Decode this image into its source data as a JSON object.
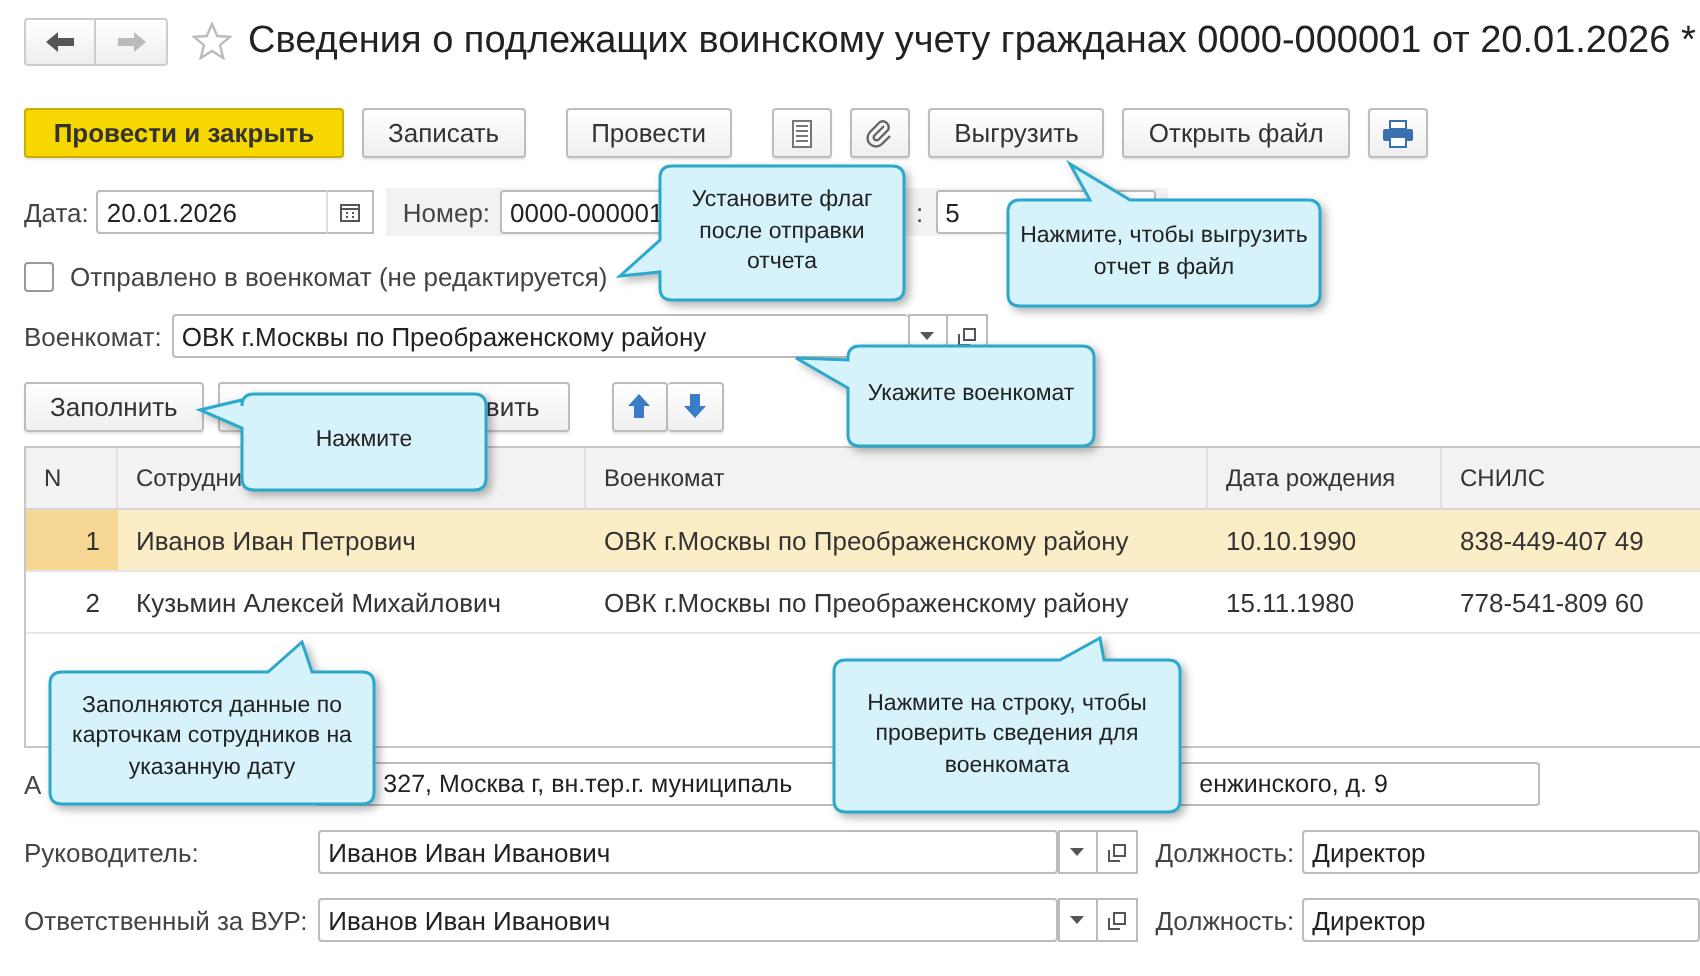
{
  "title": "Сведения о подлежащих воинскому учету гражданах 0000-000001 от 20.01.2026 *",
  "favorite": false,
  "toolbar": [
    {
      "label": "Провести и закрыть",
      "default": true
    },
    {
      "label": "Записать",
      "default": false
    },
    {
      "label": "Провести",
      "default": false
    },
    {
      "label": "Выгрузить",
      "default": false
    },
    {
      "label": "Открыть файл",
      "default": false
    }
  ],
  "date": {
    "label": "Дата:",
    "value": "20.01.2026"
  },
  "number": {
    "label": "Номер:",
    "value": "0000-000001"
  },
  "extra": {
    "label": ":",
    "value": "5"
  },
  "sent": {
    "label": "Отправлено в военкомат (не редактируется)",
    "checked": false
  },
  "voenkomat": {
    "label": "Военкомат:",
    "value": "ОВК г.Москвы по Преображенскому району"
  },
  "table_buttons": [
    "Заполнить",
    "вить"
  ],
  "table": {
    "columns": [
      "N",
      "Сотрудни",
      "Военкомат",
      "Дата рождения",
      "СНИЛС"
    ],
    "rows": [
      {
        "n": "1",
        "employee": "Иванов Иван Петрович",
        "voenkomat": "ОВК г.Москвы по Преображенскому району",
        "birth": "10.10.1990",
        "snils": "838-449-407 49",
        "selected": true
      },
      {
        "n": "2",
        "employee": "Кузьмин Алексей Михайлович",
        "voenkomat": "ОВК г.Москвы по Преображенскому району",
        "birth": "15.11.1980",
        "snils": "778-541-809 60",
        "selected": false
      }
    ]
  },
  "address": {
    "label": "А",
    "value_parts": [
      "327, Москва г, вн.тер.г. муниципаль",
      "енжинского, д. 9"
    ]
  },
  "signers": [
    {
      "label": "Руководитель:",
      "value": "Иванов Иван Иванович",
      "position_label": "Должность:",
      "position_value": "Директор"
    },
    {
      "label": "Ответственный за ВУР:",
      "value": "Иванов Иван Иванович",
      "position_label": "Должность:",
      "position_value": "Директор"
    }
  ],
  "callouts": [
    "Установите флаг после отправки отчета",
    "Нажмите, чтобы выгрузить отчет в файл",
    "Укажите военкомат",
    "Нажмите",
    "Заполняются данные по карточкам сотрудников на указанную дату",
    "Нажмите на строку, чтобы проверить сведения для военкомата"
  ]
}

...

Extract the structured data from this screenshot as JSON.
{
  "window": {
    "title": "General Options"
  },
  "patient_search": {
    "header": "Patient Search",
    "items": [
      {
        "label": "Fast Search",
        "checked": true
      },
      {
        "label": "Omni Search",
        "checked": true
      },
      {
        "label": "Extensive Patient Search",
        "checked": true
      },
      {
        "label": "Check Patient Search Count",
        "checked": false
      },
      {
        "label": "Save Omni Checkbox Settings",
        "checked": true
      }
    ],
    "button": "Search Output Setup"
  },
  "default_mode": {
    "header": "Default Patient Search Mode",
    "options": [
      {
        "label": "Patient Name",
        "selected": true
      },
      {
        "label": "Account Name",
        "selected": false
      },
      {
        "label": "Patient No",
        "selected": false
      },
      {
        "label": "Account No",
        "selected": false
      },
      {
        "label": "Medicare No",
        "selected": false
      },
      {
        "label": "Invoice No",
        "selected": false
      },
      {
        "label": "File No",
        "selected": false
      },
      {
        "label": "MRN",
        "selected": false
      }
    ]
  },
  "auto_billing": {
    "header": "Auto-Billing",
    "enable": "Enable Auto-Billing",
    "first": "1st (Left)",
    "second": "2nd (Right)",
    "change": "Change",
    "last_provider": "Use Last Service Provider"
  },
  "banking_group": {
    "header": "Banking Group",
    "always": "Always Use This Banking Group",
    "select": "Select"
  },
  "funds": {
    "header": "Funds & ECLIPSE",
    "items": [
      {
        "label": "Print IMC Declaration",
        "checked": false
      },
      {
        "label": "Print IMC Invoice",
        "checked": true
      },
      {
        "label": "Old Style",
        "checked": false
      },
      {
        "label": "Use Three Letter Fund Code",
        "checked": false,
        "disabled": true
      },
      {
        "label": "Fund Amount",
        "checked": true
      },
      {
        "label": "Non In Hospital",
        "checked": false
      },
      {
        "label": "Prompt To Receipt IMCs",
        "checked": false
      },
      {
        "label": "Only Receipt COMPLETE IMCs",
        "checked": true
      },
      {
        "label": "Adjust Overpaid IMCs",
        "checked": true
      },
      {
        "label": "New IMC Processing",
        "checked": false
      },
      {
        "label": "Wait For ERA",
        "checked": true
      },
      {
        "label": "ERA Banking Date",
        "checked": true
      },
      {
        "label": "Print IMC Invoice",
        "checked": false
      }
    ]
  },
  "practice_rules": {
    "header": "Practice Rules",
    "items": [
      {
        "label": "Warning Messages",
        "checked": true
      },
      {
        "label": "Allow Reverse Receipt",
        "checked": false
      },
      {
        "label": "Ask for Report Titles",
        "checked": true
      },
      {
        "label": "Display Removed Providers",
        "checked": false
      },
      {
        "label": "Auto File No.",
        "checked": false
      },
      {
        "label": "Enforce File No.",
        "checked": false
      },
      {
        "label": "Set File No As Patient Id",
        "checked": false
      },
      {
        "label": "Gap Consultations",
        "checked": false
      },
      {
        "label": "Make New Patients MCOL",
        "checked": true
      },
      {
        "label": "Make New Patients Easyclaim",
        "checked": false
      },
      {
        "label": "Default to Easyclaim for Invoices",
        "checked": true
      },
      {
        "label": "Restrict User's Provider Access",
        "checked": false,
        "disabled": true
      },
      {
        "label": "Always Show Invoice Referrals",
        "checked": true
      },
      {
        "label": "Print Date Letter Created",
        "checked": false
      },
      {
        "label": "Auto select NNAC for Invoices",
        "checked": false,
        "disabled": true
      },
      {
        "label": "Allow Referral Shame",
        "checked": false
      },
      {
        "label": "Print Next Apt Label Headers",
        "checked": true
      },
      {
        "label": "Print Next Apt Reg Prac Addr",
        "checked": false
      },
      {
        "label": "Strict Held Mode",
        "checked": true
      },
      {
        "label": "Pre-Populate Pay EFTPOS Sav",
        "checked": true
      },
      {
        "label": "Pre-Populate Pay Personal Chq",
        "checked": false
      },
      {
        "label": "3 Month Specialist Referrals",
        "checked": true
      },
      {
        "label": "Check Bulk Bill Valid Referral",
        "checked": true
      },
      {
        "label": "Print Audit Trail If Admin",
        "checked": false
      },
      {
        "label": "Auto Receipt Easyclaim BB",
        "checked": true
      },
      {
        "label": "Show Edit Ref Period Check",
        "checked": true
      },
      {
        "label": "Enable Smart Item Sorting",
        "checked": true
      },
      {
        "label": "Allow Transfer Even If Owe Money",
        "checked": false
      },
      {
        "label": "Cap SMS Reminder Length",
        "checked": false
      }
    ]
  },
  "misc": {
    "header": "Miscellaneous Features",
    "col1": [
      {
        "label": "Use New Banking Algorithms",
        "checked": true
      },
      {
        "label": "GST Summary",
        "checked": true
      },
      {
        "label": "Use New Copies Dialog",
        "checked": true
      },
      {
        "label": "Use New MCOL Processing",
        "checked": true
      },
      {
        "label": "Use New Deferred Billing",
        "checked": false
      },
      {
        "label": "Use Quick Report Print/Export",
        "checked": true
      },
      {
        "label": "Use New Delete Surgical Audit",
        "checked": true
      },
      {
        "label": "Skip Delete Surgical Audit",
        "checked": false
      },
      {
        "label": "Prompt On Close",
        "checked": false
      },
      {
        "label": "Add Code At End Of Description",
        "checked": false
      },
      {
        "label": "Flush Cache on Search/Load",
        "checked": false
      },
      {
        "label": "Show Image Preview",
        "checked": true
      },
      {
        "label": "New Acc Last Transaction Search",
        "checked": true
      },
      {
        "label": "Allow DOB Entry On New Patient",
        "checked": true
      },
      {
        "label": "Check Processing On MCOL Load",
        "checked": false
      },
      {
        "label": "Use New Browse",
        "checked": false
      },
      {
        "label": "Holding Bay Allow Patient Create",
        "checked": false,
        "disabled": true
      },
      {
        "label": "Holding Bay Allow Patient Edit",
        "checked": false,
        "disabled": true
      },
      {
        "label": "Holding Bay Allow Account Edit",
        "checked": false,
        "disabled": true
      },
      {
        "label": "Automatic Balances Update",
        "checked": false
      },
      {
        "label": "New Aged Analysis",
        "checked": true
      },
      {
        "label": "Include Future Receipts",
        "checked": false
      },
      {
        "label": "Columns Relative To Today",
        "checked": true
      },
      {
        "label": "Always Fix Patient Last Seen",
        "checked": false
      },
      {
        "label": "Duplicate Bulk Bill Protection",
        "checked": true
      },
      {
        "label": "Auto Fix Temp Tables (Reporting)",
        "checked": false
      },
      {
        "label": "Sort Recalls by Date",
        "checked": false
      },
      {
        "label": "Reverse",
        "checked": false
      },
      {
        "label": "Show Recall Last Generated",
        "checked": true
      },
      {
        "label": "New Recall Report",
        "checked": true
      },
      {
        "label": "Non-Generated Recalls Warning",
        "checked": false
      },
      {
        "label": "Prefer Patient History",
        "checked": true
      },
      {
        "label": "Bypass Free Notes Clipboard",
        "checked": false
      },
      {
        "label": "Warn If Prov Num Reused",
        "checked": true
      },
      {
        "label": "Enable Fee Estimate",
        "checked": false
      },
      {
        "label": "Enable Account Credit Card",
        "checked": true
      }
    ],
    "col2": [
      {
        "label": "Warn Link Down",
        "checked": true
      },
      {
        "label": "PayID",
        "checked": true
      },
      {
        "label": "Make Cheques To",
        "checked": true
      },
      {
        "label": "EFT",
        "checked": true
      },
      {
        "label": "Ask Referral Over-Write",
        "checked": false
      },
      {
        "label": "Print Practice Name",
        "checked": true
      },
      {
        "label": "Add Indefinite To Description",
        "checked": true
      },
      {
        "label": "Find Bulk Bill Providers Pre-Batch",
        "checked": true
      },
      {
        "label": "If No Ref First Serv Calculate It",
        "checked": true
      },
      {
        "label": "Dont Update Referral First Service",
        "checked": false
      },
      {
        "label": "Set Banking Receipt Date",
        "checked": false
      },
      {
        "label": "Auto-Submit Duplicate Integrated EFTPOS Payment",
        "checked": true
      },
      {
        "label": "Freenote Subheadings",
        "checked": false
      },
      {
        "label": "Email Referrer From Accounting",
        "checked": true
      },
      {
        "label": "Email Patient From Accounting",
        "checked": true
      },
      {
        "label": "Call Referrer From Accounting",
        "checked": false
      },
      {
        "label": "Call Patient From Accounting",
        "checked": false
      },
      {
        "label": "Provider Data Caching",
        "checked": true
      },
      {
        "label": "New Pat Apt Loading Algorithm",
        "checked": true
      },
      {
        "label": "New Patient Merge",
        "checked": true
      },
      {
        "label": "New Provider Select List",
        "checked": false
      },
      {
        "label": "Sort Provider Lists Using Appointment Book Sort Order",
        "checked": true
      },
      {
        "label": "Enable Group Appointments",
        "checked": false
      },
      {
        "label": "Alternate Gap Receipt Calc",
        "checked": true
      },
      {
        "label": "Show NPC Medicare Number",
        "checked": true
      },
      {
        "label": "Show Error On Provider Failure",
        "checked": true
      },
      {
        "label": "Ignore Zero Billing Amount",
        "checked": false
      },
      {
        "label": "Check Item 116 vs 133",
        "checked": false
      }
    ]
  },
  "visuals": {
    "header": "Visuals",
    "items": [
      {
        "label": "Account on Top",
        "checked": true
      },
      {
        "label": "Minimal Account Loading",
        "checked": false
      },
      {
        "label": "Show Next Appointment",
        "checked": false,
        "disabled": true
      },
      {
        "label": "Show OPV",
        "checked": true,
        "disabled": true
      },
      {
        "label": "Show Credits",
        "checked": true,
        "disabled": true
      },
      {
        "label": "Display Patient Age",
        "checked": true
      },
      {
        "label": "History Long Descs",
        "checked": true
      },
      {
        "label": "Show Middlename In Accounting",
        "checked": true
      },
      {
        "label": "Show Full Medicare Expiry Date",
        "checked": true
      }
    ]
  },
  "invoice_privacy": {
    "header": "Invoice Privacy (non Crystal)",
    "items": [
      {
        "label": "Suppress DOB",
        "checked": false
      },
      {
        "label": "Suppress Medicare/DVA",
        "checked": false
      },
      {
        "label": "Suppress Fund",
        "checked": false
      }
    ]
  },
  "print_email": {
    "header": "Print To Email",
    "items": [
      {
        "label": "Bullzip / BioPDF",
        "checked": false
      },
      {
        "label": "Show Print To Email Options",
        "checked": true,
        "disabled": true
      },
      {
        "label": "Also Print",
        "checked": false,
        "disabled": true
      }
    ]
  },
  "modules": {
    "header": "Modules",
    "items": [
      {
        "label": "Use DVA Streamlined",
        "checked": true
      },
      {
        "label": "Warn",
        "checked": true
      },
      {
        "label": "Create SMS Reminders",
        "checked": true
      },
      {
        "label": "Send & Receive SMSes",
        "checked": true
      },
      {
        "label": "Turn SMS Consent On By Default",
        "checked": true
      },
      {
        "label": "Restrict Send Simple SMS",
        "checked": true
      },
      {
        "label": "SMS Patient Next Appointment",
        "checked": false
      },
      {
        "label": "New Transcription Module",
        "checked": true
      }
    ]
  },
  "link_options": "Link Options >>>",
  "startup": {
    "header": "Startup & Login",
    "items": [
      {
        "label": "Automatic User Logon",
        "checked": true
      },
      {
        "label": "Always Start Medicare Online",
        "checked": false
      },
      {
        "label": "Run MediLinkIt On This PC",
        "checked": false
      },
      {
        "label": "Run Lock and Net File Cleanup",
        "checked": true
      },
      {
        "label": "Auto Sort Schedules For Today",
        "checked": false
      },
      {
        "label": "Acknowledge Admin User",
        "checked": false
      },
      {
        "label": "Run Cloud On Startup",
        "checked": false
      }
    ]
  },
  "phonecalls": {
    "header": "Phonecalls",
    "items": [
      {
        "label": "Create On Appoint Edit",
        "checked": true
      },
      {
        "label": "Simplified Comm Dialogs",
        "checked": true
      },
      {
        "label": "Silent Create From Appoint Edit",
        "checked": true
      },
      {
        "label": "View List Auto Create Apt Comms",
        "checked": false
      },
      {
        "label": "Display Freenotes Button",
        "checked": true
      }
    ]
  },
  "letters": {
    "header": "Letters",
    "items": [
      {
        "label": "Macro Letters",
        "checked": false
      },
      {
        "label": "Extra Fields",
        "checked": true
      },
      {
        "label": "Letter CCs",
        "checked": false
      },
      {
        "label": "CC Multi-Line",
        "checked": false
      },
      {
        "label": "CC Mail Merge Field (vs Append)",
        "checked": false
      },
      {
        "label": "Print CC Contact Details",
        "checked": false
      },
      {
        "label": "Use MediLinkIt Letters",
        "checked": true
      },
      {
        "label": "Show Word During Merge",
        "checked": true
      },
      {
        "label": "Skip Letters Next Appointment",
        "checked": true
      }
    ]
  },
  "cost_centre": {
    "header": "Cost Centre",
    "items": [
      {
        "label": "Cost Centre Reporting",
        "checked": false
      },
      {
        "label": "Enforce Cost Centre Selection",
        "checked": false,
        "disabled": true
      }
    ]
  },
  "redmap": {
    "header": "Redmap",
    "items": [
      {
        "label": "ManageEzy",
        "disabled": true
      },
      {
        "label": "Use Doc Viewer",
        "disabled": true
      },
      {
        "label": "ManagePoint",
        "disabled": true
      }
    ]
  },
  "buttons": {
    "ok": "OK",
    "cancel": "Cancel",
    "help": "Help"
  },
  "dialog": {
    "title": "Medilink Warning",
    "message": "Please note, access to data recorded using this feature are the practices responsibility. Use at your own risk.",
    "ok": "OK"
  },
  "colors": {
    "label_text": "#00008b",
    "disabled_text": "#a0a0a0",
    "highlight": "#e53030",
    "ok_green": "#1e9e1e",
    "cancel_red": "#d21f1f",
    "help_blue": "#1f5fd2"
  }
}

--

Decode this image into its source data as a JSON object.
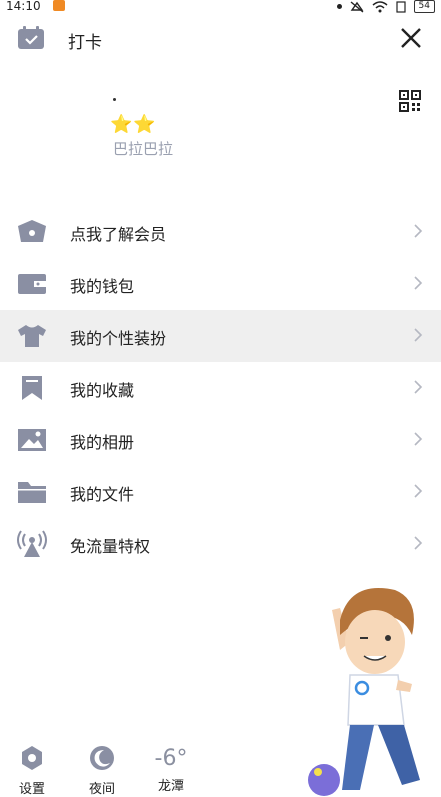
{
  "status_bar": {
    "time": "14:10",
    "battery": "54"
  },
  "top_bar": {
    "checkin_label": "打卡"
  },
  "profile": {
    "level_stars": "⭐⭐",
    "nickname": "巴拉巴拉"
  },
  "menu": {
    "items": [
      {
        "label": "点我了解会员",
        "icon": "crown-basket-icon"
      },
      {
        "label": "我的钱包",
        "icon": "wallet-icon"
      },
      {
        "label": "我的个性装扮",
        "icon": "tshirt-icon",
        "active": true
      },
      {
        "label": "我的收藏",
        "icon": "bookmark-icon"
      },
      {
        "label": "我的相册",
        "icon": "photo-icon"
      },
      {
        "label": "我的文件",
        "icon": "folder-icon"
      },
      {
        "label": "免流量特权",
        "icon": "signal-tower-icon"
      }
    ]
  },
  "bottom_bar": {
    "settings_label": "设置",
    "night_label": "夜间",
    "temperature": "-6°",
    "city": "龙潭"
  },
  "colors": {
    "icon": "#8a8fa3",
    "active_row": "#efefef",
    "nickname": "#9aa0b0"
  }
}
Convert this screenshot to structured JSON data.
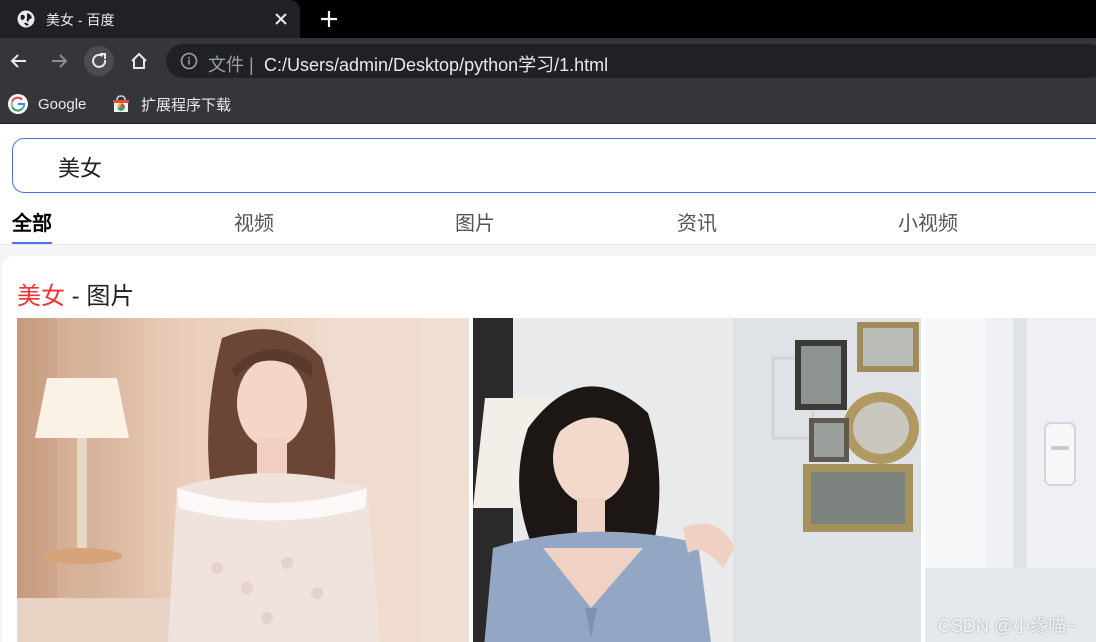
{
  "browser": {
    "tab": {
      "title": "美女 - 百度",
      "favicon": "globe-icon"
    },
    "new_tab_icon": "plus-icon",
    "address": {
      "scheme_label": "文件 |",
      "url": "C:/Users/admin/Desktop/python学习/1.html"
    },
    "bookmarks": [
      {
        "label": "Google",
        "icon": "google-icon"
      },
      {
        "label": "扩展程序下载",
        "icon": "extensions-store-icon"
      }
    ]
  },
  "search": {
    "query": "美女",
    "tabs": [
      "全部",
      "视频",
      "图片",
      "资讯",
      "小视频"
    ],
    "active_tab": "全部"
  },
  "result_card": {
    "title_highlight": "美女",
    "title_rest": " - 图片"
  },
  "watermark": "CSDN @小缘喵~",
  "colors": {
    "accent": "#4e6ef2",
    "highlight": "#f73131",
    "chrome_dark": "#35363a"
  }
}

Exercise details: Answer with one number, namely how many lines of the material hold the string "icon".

Answer section: 12